The Eighth Amendment of the US Constitution prohibits the application of 'Cruel and Unusual Punishment' on a human being. There are four primary dimensions to decide if a given punishment is considered 'cruel' and 'unusual':
- frequency of its occurrence in society
- acceptance in society
- severity of punishment (does it fit the crime)
- if the punishment is arbitrary
There has often been debate on what constitutes 'cruel and unusual' punishment. The above guiding dimensions help one decide whether a specific punishment can be termed 'cruel and unusual'. Some clear examples of such punishments are Crucifixion, disembowelment, execution by burning, impalement, sawing, use of the breaking wheel, etc. Not only are these examples not acceptable in contemporary society, they are also arbitrary and some question their severity (with reference to the crimes committed). The debate on the death penalty and how it is carried out (electric chair, lethal injection, hanging, etc.) still continues. In somewhat recent times, "enhanced interrogation techniques" used on prisoners in Guantanamo Bay have been termed as NOT cruel or unusual.
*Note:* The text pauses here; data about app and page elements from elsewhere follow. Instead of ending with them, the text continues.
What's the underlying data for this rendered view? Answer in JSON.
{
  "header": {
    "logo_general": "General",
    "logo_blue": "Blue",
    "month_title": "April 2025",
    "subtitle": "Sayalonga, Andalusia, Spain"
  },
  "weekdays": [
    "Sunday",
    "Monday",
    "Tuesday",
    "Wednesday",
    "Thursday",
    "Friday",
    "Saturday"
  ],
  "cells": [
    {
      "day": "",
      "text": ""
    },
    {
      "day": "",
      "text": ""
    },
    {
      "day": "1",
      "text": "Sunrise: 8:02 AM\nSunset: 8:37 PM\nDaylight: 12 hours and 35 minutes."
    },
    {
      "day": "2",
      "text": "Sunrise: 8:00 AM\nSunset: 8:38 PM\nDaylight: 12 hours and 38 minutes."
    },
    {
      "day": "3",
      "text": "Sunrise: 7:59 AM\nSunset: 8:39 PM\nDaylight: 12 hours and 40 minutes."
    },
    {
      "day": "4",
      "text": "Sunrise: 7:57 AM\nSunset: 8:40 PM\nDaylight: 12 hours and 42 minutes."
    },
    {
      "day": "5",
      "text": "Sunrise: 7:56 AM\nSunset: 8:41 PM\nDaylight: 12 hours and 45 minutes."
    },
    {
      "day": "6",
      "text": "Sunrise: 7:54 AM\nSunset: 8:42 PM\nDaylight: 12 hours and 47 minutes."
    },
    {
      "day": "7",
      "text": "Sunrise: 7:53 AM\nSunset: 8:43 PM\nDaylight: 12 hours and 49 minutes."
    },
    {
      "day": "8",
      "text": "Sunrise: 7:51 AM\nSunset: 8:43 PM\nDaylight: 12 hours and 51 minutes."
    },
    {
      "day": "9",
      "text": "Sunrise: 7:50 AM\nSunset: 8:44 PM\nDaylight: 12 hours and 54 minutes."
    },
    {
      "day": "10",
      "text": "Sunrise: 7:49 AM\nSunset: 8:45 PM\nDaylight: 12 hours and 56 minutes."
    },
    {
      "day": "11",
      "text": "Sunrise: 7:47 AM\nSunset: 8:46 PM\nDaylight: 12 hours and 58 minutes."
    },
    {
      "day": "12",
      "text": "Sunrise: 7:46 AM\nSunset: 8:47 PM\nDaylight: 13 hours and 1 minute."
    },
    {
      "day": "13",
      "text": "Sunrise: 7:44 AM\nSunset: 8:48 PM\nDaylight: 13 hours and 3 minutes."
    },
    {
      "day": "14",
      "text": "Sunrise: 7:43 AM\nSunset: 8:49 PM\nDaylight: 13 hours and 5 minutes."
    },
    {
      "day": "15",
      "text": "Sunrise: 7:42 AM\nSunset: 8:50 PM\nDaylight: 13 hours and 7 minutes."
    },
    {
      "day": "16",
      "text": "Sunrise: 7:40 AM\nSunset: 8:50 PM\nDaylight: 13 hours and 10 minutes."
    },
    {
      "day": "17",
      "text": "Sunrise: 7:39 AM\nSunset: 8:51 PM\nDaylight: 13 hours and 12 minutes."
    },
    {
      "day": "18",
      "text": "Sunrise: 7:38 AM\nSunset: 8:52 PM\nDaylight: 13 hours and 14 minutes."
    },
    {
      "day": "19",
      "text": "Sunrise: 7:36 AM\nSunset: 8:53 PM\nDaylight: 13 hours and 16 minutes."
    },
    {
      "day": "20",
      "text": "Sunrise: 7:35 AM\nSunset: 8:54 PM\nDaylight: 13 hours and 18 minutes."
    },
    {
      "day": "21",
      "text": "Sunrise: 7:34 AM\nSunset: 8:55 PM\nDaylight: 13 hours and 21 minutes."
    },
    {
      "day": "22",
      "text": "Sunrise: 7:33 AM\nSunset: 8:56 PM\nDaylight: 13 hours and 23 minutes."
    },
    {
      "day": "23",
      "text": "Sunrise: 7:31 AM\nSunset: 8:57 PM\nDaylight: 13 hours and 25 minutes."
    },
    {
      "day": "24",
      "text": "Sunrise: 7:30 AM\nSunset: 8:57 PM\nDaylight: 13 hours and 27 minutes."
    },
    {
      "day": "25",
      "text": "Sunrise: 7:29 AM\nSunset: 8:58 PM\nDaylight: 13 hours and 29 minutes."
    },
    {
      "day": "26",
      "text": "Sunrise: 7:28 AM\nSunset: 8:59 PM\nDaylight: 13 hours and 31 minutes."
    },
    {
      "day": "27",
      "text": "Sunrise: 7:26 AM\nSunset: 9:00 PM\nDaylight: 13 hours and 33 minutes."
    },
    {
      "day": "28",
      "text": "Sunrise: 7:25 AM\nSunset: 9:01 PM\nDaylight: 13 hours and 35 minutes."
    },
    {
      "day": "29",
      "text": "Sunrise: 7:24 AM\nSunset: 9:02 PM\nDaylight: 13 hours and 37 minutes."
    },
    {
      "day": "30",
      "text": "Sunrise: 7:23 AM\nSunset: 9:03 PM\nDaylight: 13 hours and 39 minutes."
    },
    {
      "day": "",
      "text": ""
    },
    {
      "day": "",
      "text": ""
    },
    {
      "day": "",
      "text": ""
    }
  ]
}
Yet excessive physical force constitutes cruel and unusual punishment even if there is no serious injury.
Also note that 'cruel and unusual' is a relative term and its interpretation varies from country to country (for example, stoning to death and amputation are still practiced in Saudi Arabia) and from peace time to war time (torture of suspected anti-nationalists or terrorists). Therefore, even though the Eighth amendment prohibits 'cruel and unusual punishment', an exact definition and an all-inclusive list of such punishments is not available and is open to interpretation by the court.